In the wake of George Floyd’s death, protests against police brutality and systemic racism finally motivated New York’s elected leaders to take action. But is it the right action, and is it enough? Here is a preliminary view from one civil rights lawyer:
Sunshine on Police Disciplinary Records
The legislature finally repealed Section 50-a of the New York Civil Rights Law. For decades, Section 50-a shielded the release of “[a]ll personnel records used to evaluate performance toward continued employment or promotion, under the control of any police agency or department of the state or any political subdivision thereof,” unless “mandated by lawful court order.” Even then, a court needed “a clear showing of facts sufficient to warrant the judge” to “request records for review,” followed by a mandatory hearing, and then the records could not be produced absent a “determination [that] the records are relevant and material in the action.”
This content has been archived. It is available through our partners, LexisNexis® and Bloomberg Law.
To view this content, please continue to their sites.

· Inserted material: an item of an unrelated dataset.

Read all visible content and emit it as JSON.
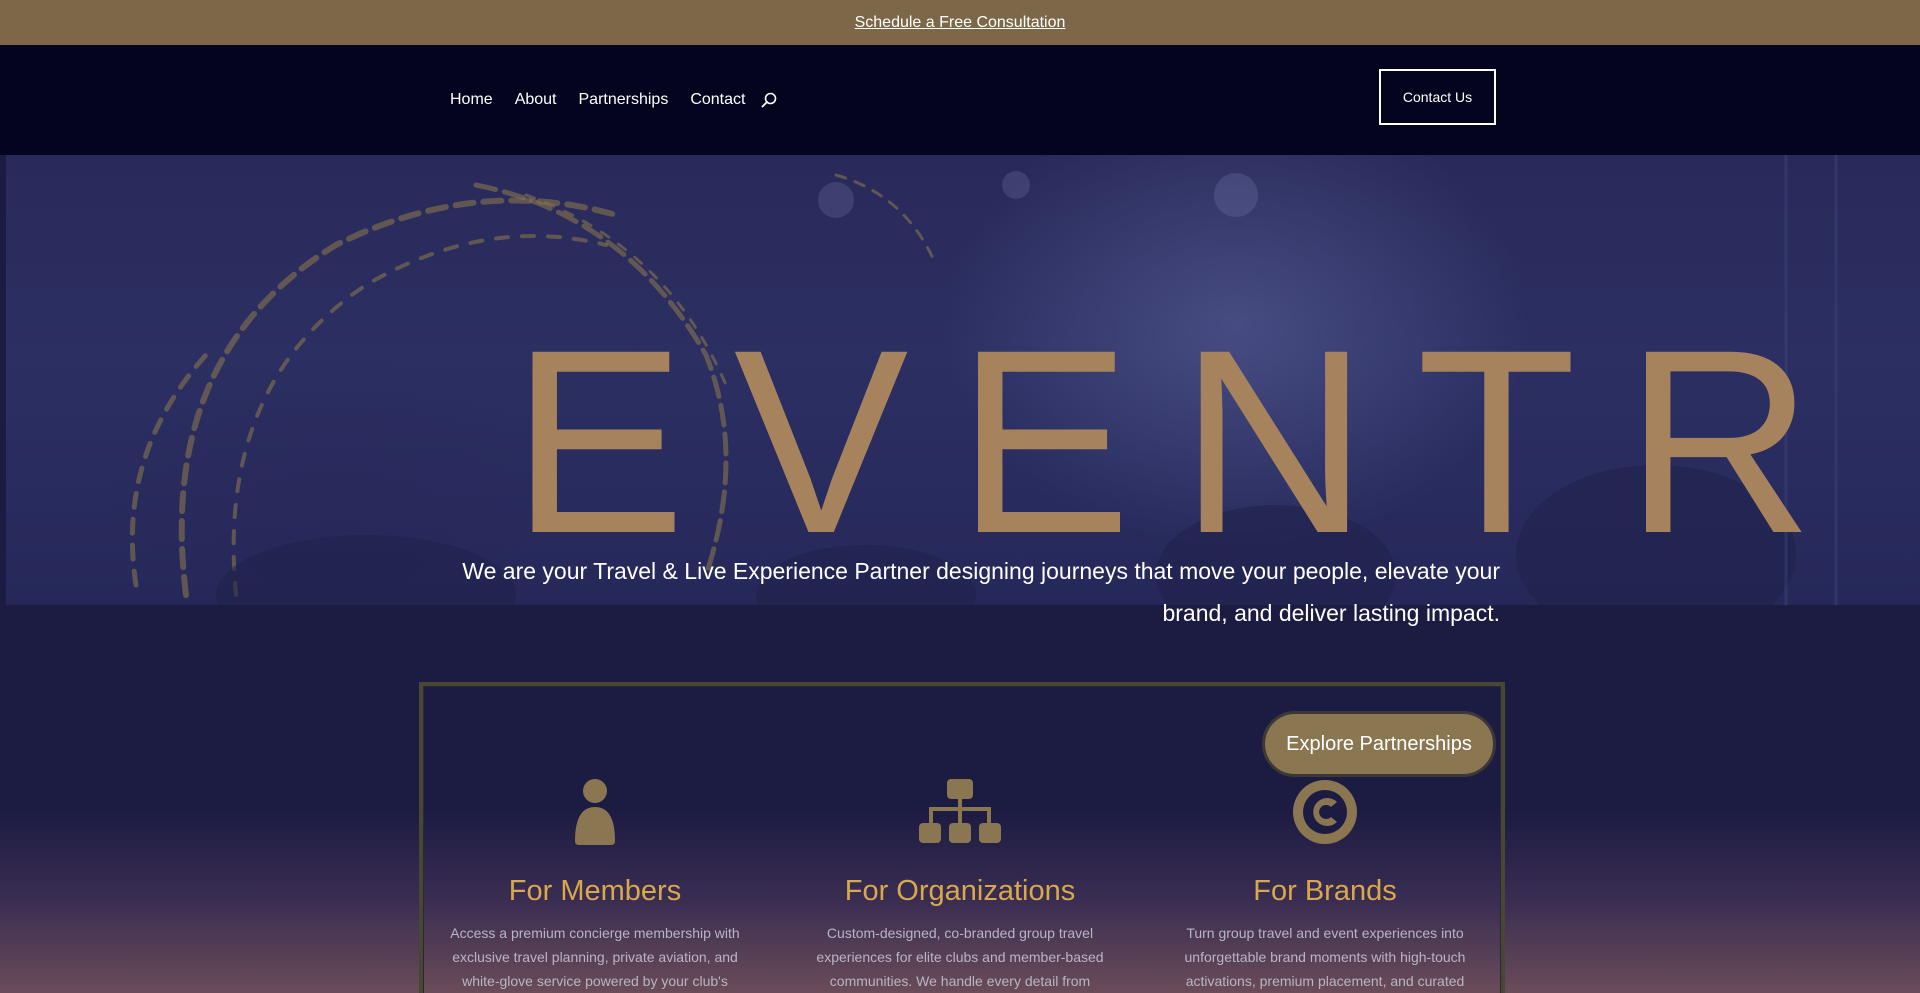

LexisNexis® and Bloomberg Law are third party online distributors of the broad collection of current and archived versions of ALM's legal news publications. LexisNexis® and Bloomberg Law customers are able to access and use ALM's content, including content from the National Law Journal, The American Lawyer, Legaltech News, The New York Law Journal, and Corporate Counsel, as well as other sources of legal information.
For questions call 1-877-256-2472 or contact us at [email protected]